Work item>
I'd like the line containing "Read all visible content and emit it as JSON." and every line below it, to the end of the material, repeated exactly and with nothing else.
============================================================
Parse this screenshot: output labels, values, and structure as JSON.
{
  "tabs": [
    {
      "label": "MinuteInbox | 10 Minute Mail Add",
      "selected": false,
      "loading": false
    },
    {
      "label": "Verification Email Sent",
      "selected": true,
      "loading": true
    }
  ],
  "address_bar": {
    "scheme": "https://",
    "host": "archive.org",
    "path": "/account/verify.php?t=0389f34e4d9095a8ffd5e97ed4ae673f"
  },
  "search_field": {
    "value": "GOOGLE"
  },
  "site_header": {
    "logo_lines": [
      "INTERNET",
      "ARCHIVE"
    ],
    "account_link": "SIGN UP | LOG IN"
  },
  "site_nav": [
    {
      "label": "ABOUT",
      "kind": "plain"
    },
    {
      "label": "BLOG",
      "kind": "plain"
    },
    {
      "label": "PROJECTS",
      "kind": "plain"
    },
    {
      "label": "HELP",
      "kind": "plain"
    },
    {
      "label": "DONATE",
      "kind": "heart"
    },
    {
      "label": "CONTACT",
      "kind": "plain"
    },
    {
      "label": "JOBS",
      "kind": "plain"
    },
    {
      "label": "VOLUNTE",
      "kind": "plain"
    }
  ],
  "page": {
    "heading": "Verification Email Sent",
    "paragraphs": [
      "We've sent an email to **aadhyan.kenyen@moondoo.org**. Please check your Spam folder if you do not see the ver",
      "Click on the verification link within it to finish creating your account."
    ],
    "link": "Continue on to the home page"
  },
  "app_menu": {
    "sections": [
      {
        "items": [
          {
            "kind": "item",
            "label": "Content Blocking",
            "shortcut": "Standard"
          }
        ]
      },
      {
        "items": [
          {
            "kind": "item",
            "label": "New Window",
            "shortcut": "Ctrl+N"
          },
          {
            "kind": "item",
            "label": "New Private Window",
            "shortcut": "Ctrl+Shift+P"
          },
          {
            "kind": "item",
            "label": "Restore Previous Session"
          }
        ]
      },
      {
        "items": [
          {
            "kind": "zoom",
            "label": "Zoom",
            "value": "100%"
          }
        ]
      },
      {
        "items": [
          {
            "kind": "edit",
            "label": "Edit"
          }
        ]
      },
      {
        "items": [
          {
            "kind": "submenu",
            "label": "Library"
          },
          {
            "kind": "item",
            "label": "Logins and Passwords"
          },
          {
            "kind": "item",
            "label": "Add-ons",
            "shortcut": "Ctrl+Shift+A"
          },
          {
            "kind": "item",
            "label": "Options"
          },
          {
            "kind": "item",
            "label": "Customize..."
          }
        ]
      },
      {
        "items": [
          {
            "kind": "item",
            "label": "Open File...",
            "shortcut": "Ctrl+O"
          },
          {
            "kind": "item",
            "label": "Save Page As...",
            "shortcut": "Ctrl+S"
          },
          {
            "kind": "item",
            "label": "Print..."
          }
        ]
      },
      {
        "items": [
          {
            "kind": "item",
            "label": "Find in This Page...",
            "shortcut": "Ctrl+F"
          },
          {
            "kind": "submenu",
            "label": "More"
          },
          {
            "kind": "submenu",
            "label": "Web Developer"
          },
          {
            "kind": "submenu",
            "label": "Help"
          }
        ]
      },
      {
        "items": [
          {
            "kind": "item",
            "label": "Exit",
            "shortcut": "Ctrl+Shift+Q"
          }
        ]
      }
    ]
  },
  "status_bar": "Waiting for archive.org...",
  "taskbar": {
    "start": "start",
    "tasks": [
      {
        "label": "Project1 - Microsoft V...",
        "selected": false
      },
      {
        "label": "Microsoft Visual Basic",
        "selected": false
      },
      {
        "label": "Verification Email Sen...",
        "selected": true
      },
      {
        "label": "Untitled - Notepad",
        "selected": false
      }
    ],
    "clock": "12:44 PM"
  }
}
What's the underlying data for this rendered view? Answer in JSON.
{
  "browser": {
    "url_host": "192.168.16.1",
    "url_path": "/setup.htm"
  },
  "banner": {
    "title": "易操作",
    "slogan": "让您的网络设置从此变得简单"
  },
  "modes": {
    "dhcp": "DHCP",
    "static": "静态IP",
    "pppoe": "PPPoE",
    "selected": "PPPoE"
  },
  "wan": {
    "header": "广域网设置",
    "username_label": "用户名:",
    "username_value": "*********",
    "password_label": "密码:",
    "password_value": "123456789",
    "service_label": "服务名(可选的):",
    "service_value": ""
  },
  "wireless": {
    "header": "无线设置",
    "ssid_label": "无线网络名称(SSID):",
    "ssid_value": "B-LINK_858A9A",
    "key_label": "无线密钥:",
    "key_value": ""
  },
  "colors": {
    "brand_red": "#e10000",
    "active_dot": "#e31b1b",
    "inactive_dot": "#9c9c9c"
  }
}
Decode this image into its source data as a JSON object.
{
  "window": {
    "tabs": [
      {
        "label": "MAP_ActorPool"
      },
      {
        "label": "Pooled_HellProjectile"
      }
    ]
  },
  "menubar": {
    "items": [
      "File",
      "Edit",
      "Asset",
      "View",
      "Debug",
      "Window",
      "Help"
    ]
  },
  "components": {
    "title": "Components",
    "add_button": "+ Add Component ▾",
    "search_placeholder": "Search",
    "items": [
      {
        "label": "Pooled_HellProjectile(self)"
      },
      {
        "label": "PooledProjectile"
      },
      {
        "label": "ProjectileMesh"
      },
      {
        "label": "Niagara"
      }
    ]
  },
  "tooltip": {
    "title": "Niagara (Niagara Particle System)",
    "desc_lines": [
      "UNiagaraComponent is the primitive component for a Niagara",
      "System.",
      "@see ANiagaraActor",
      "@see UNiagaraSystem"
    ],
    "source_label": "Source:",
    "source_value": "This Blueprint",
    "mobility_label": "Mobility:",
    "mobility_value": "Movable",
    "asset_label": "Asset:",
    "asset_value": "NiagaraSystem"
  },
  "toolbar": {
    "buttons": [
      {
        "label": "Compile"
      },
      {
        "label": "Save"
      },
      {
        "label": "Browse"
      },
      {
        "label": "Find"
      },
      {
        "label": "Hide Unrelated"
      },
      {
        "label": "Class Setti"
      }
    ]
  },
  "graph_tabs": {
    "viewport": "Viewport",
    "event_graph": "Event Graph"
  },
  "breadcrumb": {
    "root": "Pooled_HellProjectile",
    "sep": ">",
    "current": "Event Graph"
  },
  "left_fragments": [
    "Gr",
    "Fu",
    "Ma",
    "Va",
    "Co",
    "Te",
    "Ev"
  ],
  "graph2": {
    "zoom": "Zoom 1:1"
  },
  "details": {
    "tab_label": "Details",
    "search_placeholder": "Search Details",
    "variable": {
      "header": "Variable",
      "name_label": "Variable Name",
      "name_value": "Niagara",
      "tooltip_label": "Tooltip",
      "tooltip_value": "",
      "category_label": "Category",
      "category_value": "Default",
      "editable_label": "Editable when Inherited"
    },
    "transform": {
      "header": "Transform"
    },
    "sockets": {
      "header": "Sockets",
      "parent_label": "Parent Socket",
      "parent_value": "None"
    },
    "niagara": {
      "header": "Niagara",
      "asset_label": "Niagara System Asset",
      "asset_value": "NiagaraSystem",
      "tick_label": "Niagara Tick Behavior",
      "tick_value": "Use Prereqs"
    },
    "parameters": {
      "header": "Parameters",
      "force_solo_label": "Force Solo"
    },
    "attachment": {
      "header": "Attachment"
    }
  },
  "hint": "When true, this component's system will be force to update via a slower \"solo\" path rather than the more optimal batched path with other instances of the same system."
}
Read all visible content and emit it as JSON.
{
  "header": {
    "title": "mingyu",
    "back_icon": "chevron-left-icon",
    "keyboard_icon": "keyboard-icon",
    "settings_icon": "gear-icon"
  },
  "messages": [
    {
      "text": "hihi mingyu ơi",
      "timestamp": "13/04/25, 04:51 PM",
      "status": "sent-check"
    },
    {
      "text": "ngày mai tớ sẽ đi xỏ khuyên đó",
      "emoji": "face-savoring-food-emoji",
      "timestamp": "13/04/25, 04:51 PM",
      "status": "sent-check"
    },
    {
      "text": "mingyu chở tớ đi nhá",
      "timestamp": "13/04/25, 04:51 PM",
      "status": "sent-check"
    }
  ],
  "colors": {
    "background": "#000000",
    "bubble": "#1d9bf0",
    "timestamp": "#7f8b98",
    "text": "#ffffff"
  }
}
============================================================
Your response>
Read all visible content and emit it as JSON.
{
  "header": {
    "title": "mingyu",
    "back_icon": "chevron-left-icon",
    "keyboard_icon": "keyboard-icon",
    "settings_icon": "gear-icon"
  },
  "messages": [
    {
      "text": "hihi mingyu ơi",
      "timestamp": "13/04/25, 04:51 PM",
      "status": "sent-check"
    },
    {
      "text": "ngày mai tớ sẽ đi xỏ khuyên đó",
      "emoji": "face-savoring-food-emoji",
      "timestamp": "13/04/25, 04:51 PM",
      "status": "sent-check"
    },
    {
      "text": "mingyu chở tớ đi nhá",
      "timestamp": "13/04/25, 04:51 PM",
      "status": "sent-check"
    }
  ],
  "colors": {
    "background": "#000000",
    "bubble": "#1d9bf0",
    "timestamp": "#7f8b98",
    "text": "#ffffff"
  }
}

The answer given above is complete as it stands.